The same thing with video out here. Now I wanted to do a video about the desert around here. Like this bush.” He says pointing to a bush in front of us.
“Now there’s only three freeking types of bushes out here and most of ‘em look barely alive but I’ve got to make this look interesting if anybody’s going to watch it so maybe I start way down here.” He bends over holding his camera a foot from the ground. “And point it so the sunlight is coming through the bush making it a silhouette. Then I move the camera around here so now you start to see the leaves and shadows and then pull it back a bit so it shows more bushes in the background and gives it some context. Twelve seconds of video maybe. That’s all it took but now the viewer understands something about this bush and where it is. Do that, well not exactly that, but that kind of thought process a few more times in different places and you’ve got a pretty good video of the desert. Something people will want to watch”
“That’s great. I never thought of it like that. You really
think it through before you start shooting.”
“I’ve got to or I end up with a video that’s boring and nobody will watch.”
“You mind if I take a picture of you?”
“Not at all but you’re not going to do it here. The sun will show every wrinkle and crevasse in my face. We’ll go around to the shaded side of the bus and I’ll look ten years younger in your photo.”
Gus doesn’t own a house but maintains his residency in British Columbia for the Canadian health insurance.
“You come over and see my van. It’s just a minivan but it’s got everything I need.” Gigi says at the campfire one evening.
“Where is it?”
“Right over there.” She says motioning to the northeast. That’s about as good as directions get in the desert.
The next day I wander over to the northeast and spot a silver Honda minivan parked between two dry washes.
She’s sitting in a folding chair outside the van.
“Oh. Hi there. Who’s your friend?”
“That’s Jack. He travels with us.”
“Come here Jack. Oh, what a nice dog.”
“Well this is my home.” she continues. “My home on wheels that is. I still have a house.”
“Where’s your house?”
“In Laredo. I keep up with the utilities and the taxes but I don’t spend much time there.”
“You prefer to be on the road?”

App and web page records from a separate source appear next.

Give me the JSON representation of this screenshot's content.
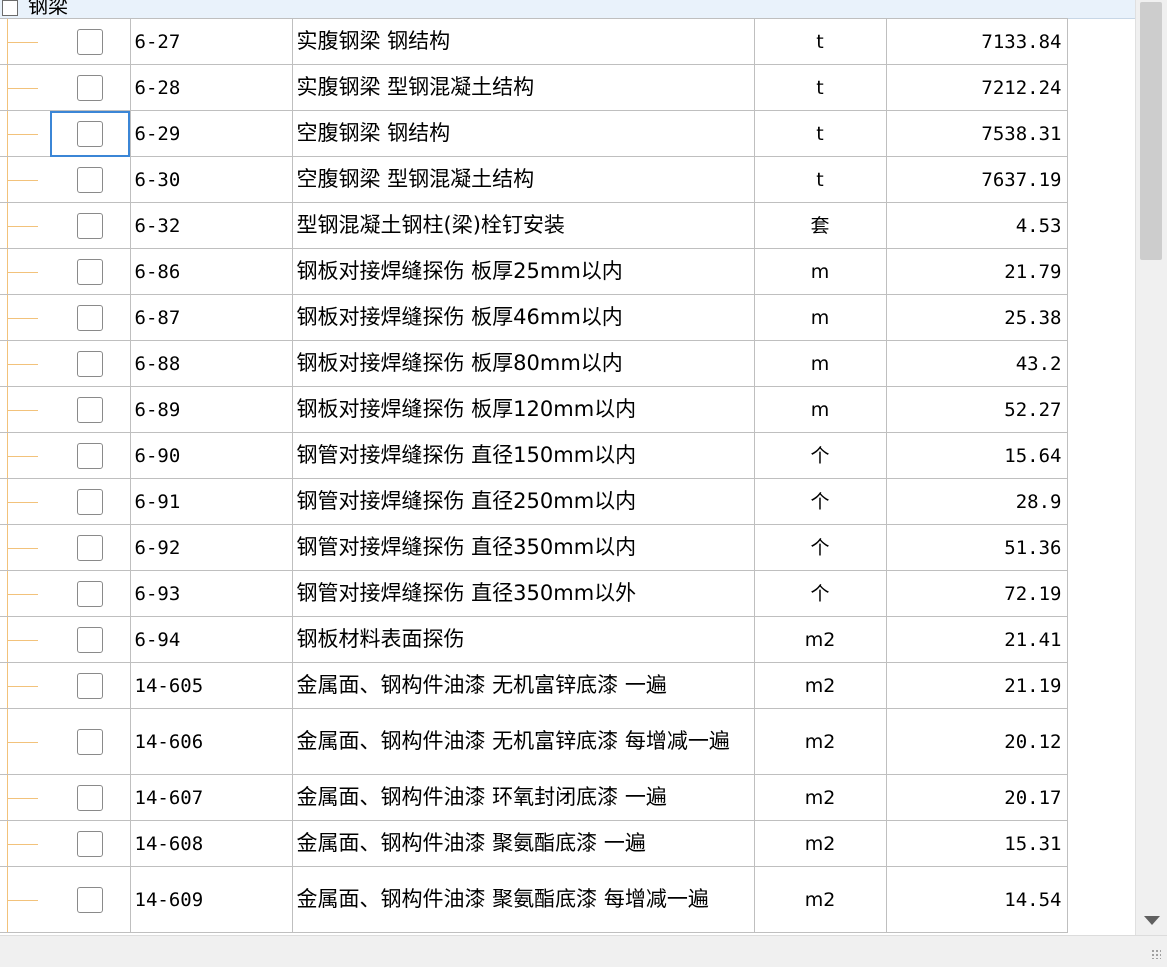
{
  "group": {
    "title": "钢梁"
  },
  "rows": [
    {
      "code": "6-27",
      "name": "实腹钢梁 钢结构",
      "unit": "t",
      "qty": "7133.84"
    },
    {
      "code": "6-28",
      "name": "实腹钢梁 型钢混凝土结构",
      "unit": "t",
      "qty": "7212.24"
    },
    {
      "code": "6-29",
      "name": "空腹钢梁 钢结构",
      "unit": "t",
      "qty": "7538.31"
    },
    {
      "code": "6-30",
      "name": "空腹钢梁 型钢混凝土结构",
      "unit": "t",
      "qty": "7637.19"
    },
    {
      "code": "6-32",
      "name": "型钢混凝土钢柱(梁)栓钉安装",
      "unit": "套",
      "qty": "4.53"
    },
    {
      "code": "6-86",
      "name": "钢板对接焊缝探伤 板厚25mm以内",
      "unit": "m",
      "qty": "21.79"
    },
    {
      "code": "6-87",
      "name": "钢板对接焊缝探伤 板厚46mm以内",
      "unit": "m",
      "qty": "25.38"
    },
    {
      "code": "6-88",
      "name": "钢板对接焊缝探伤 板厚80mm以内",
      "unit": "m",
      "qty": "43.2"
    },
    {
      "code": "6-89",
      "name": "钢板对接焊缝探伤 板厚120mm以内",
      "unit": "m",
      "qty": "52.27"
    },
    {
      "code": "6-90",
      "name": "钢管对接焊缝探伤 直径150mm以内",
      "unit": "个",
      "qty": "15.64"
    },
    {
      "code": "6-91",
      "name": "钢管对接焊缝探伤 直径250mm以内",
      "unit": "个",
      "qty": "28.9"
    },
    {
      "code": "6-92",
      "name": "钢管对接焊缝探伤 直径350mm以内",
      "unit": "个",
      "qty": "51.36"
    },
    {
      "code": "6-93",
      "name": "钢管对接焊缝探伤 直径350mm以外",
      "unit": "个",
      "qty": "72.19"
    },
    {
      "code": "6-94",
      "name": "钢板材料表面探伤",
      "unit": "m2",
      "qty": "21.41"
    },
    {
      "code": "14-605",
      "name": "金属面、钢构件油漆 无机富锌底漆 一遍",
      "unit": "m2",
      "qty": "21.19"
    },
    {
      "code": "14-606",
      "name": "金属面、钢构件油漆 无机富锌底漆 每增减一遍",
      "unit": "m2",
      "qty": "20.12"
    },
    {
      "code": "14-607",
      "name": "金属面、钢构件油漆 环氧封闭底漆 一遍",
      "unit": "m2",
      "qty": "20.17"
    },
    {
      "code": "14-608",
      "name": "金属面、钢构件油漆 聚氨酯底漆 一遍",
      "unit": "m2",
      "qty": "15.31"
    },
    {
      "code": "14-609",
      "name": "金属面、钢构件油漆 聚氨酯底漆 每增减一遍",
      "unit": "m2",
      "qty": "14.54"
    }
  ],
  "colors": {
    "tree_line": "#f2c27b",
    "focus": "#3b86d6",
    "grid": "#bfbfbf",
    "header_bg": "#e9f2fb"
  }
}
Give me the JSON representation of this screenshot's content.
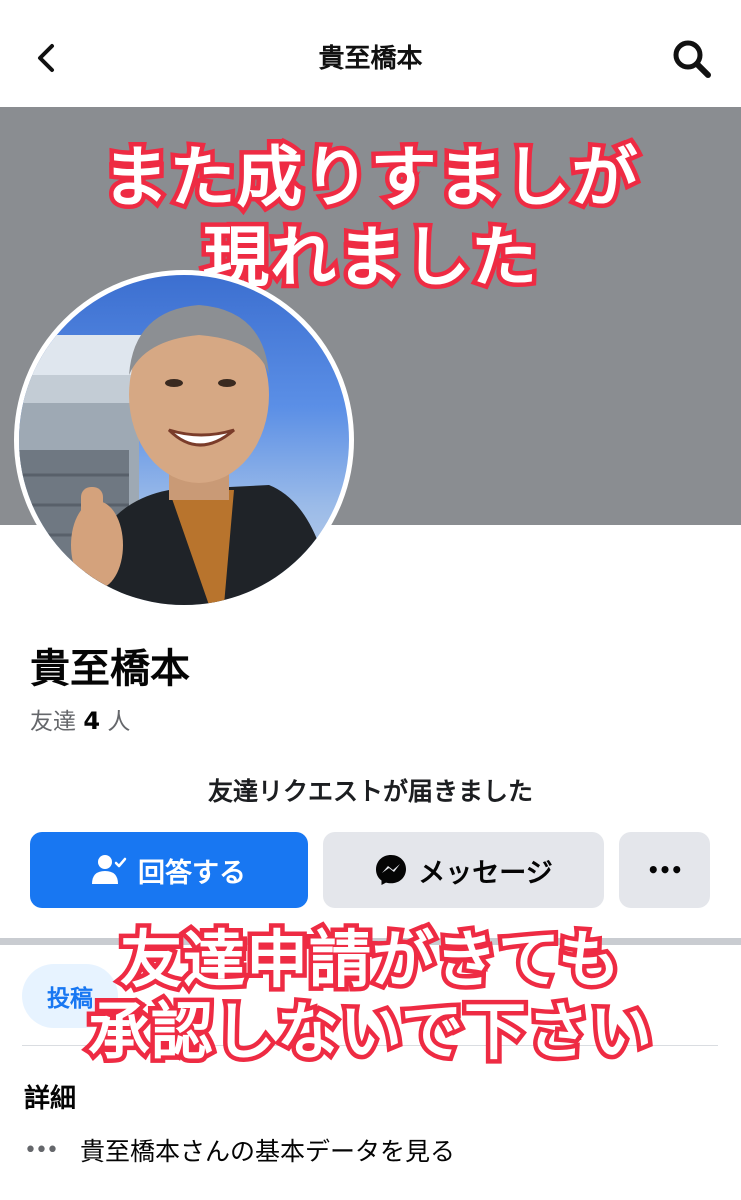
{
  "header": {
    "title": "貴至橋本"
  },
  "overlay": {
    "top_line1": "また成りすましが",
    "top_line2": "現れました",
    "bottom_line1": "友達申請がきても",
    "bottom_line2": "承認しないで下さい"
  },
  "profile": {
    "name": "貴至橋本",
    "friends_label": "友達",
    "friends_count": "4",
    "friends_unit": "人",
    "request_message": "友達リクエストが届きました"
  },
  "actions": {
    "answer_label": "回答する",
    "message_label": "メッセージ",
    "more_label": "•••"
  },
  "tabs": {
    "posts_label": "投稿"
  },
  "details": {
    "heading": "詳細",
    "basic_data_link": "貴至橋本さんの基本データを見る",
    "dots": "•••"
  },
  "colors": {
    "accent": "#1877f2",
    "cover": "#8a8d91",
    "overlay_outline": "#ee2b43"
  }
}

“I lived in there for thirty years but then my husband died. He had been sick. And six moths later my mother passed. And then my sister. In three years I lost nine family members. And the kids, they moved out to California. I found myself just sitting around the house. Then one day my grandson asked if I could help him move to Michigan. He didn’t have much stuff so it would all fit in my minivan. On the way back I wanted to save money so I bought a sleeping bag and started sleeping in the van. That’s when I learned I could do this.”

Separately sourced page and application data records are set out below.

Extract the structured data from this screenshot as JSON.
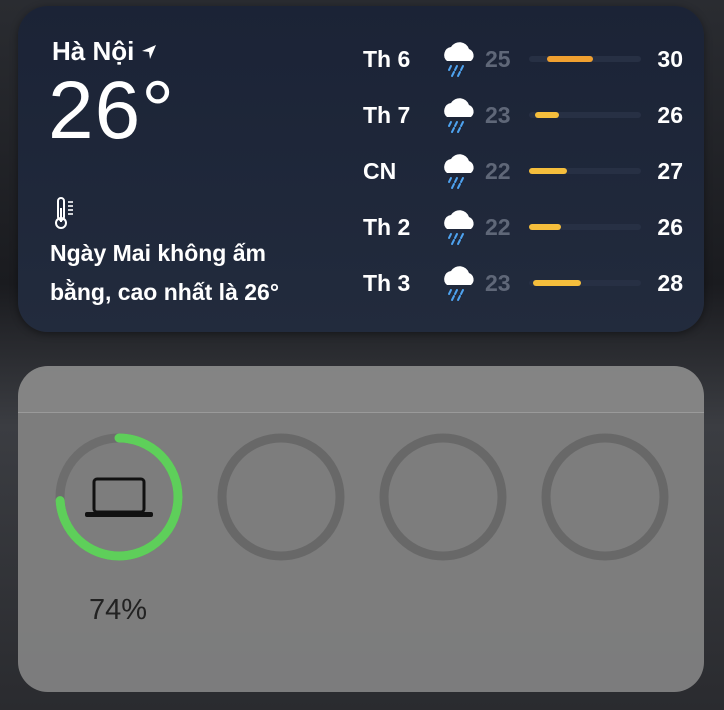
{
  "weather": {
    "city": "Hà Nội",
    "location_icon": "location-arrow-icon",
    "temperature": "26°",
    "condition_icon": "thermometer-icon",
    "description_line1": "Ngày Mai không ấm",
    "description_line2": "bằng, cao nhất là 26°",
    "forecast": [
      {
        "day": "Th 6",
        "icon": "rain-cloud-icon",
        "low": "25",
        "high": "30",
        "bar_color": "#f0a030"
      },
      {
        "day": "Th 7",
        "icon": "rain-cloud-icon",
        "low": "23",
        "high": "26",
        "bar_color": "#f5be3c"
      },
      {
        "day": "CN",
        "icon": "rain-cloud-icon",
        "low": "22",
        "high": "27",
        "bar_color": "#f5be3c"
      },
      {
        "day": "Th 2",
        "icon": "rain-cloud-icon",
        "low": "22",
        "high": "26",
        "bar_color": "#f5be3c"
      },
      {
        "day": "Th 3",
        "icon": "rain-cloud-icon",
        "low": "23",
        "high": "28",
        "bar_color": "#f5be3c"
      }
    ]
  },
  "batteries": {
    "devices": [
      {
        "icon": "laptop-icon",
        "percent": "74%",
        "level": 0.74,
        "ring_color": "#5ecf5a"
      },
      {
        "icon": "",
        "percent": "",
        "level": 0
      },
      {
        "icon": "",
        "percent": "",
        "level": 0
      },
      {
        "icon": "",
        "percent": "",
        "level": 0
      }
    ]
  }
}
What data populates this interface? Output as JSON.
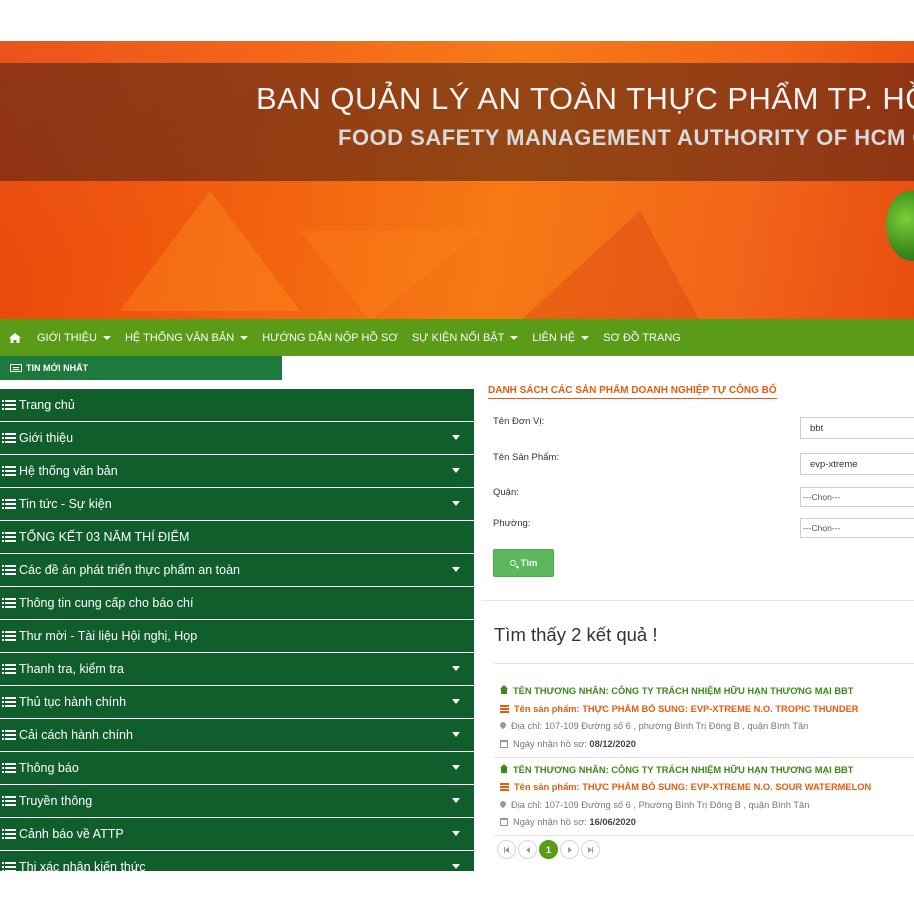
{
  "banner": {
    "title_vn": "BAN QUẢN LÝ AN TOÀN THỰC PHẨM TP. HỒ CHÍ MINH",
    "title_en": "FOOD SAFETY MANAGEMENT AUTHORITY OF HCM CITY"
  },
  "nav": {
    "items": [
      {
        "label": "GIỚI THIỆU"
      },
      {
        "label": "HỆ THỐNG VĂN BẢN"
      },
      {
        "label": "HƯỚNG DẪN NỘP HỒ SƠ"
      },
      {
        "label": "SỰ KIỆN NỔI BẬT"
      },
      {
        "label": "LIÊN HỆ"
      },
      {
        "label": "SƠ ĐỒ TRANG"
      }
    ]
  },
  "ticker": {
    "label": "TIN MỚI NHẤT"
  },
  "sidebar": {
    "items": [
      {
        "label": "Trang chủ"
      },
      {
        "label": "Giới thiệu"
      },
      {
        "label": "Hệ thống văn bản"
      },
      {
        "label": "Tin tức - Sự kiện"
      },
      {
        "label": "TỔNG KẾT 03 NĂM THÍ ĐIỂM"
      },
      {
        "label": "Các đề án phát triển thực phẩm an toàn"
      },
      {
        "label": "Thông tin cung cấp cho báo chí"
      },
      {
        "label": "Thư mời - Tài liệu Hội nghị, Họp"
      },
      {
        "label": "Thanh tra, kiểm tra"
      },
      {
        "label": "Thủ tục hành chính"
      },
      {
        "label": "Cải cách hành chính"
      },
      {
        "label": "Thông báo"
      },
      {
        "label": "Truyền thông"
      },
      {
        "label": "Cảnh báo về ATTP"
      },
      {
        "label": "Thi xác nhận kiến thức"
      }
    ]
  },
  "search": {
    "title": "DANH SÁCH CÁC SẢN PHẨM DOANH NGHIỆP TỰ CÔNG BỐ",
    "unit_label": "Tên Đơn Vị:",
    "unit_value": "bbt",
    "product_label": "Tên Sản Phẩm:",
    "product_value": "evp-xtreme",
    "district_label": "Quận:",
    "district_value": "---Chọn---",
    "ward_label": "Phường:",
    "ward_value": "---Chọn---",
    "button_label": "Tìm"
  },
  "results": {
    "count_text": "Tìm thấy 2 kết quả !",
    "items": [
      {
        "merchant": "TÊN THƯƠNG NHÂN: CÔNG TY TRÁCH NHIỆM HỮU HẠN THƯƠNG MẠI BBT",
        "product": "Tên sản phẩm: THỰC PHẨM BỔ SUNG: EVP-XTREME N.O. TROPIC THUNDER",
        "address": "Địa chỉ: 107-109 Đường số 6 , phường Bình Trị Đông B , quận Bình Tân",
        "date_label": "Ngày nhận hồ sơ:",
        "date": "08/12/2020"
      },
      {
        "merchant": "TÊN THƯƠNG NHÂN: CÔNG TY TRÁCH NHIỆM HỮU HẠN THƯƠNG MẠI BBT",
        "product": "Tên sản phẩm: THỰC PHẨM BỔ SUNG: EVP-XTREME N.O. SOUR WATERMELON",
        "address": "Địa chỉ: 107-109 Đường số 6 , Phường Bình Trị Đông B , quận Bình Tân",
        "date_label": "Ngày nhận hồ sơ:",
        "date": "16/06/2020"
      }
    ]
  },
  "pagination": {
    "current": "1"
  }
}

“Then I heard about Bob Wells and RTR. I went to my first RTR three years ago and everyone was so nice and I had a wonderful time. So I took all the seats out of the van and bought a small sofa. That’s my bed and a little while ago I found a used rv refrigerator so I don’t need a cooler any more. I’ve got all my clothes in these plastic bins and I just travel around. People are so friendly everywhere you go.”

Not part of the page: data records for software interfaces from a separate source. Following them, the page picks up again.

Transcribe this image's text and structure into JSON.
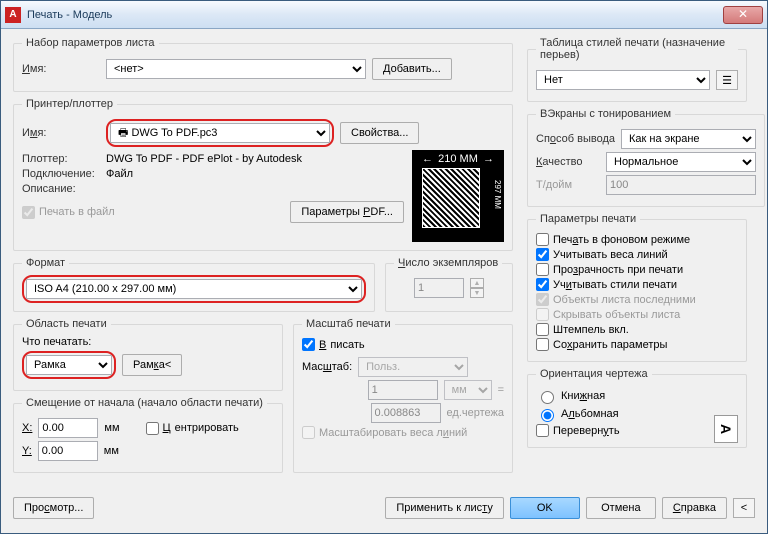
{
  "title": "Печать - Модель",
  "pageSetup": {
    "legend": "Набор параметров листа",
    "nameLabel": "Имя:",
    "nameValue": "<нет>",
    "addBtn": "Добавить..."
  },
  "printer": {
    "legend": "Принтер/плоттер",
    "nameLabel": "Имя:",
    "nameValue": "DWG To PDF.pc3",
    "propsBtn": "Свойства...",
    "plotterLabel": "Плоттер:",
    "plotterValue": "DWG To PDF - PDF ePlot - by Autodesk",
    "connLabel": "Подключение:",
    "connValue": "Файл",
    "descLabel": "Описание:",
    "toFile": "Печать в файл",
    "pdfParams": "Параметры PDF...",
    "preview": {
      "w": "210 MM",
      "h": "297 MM"
    }
  },
  "format": {
    "legend": "Формат",
    "value": "ISO A4 (210.00 x 297.00 мм)",
    "copiesLabel": "Число экземпляров",
    "copies": "1"
  },
  "area": {
    "legend": "Область печати",
    "whatLabel": "Что печатать:",
    "what": "Рамка",
    "frameBtn": "Рамка<"
  },
  "scale": {
    "legend": "Масштаб печати",
    "fit": "Вписать",
    "scaleLabel": "Масштаб:",
    "scaleValue": "Польз.",
    "num": "1",
    "unit": "мм",
    "denom": "0.008863",
    "unitLabel": "ед.чертежа",
    "scaleWeights": "Масштабировать веса линий"
  },
  "offset": {
    "legend": "Смещение от начала (начало области печати)",
    "xLabel": "X:",
    "x": "0.00",
    "yLabel": "Y:",
    "y": "0.00",
    "mm": "мм",
    "center": "Центрировать"
  },
  "styleTable": {
    "legend": "Таблица стилей печати (назначение перьев)",
    "value": "Нет"
  },
  "viewports": {
    "legend": "ВЭкраны с тонированием",
    "modeLabel": "Способ вывода",
    "mode": "Как на экране",
    "qualityLabel": "Качество",
    "quality": "Нормальное",
    "dpiLabel": "Т/дойм",
    "dpi": "100"
  },
  "options": {
    "legend": "Параметры печати",
    "bg": "Печать в фоновом режиме",
    "weights": "Учитывать веса линий",
    "transparency": "Прозрачность при печати",
    "styles": "Учитывать стили печати",
    "last": "Объекты листа последними",
    "hide": "Скрывать объекты листа",
    "stamp": "Штемпель вкл.",
    "save": "Сохранить параметры"
  },
  "orientation": {
    "legend": "Ориентация чертежа",
    "portrait": "Книжная",
    "landscape": "Альбомная",
    "reverse": "Перевернуть"
  },
  "footer": {
    "preview": "Просмотр...",
    "apply": "Применить к листу",
    "ok": "OK",
    "cancel": "Отмена",
    "help": "Справка"
  }
}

“I go back to Laredo a couple times a year but I don’t stay. I’m pretty sure I’m going to sell the house and be on the road full time.”
That’s a sample of the people at Camp Hobotech. People that prefer the uncertainty and chance encounter of the road to the security of a house. Camp Hobotech will last eight days. We left after six days for Cottonwood AZ. By the time we left Gene, Jerry, Possum and Gus had left. Some will go off to Parker , AZ to watch the off road races next week. Some to Ehrenburg, CA for dispersed camping along the Colorado River and some to see friends or to places only they know. Others came in to replace them. The evening we arrived in Cottonwood we watched Tom’s (Hobotech) live You Tube feed from Camp Hobotech on the phone. That’s how we keep in touch. That’s what makes a community of wanderers possible.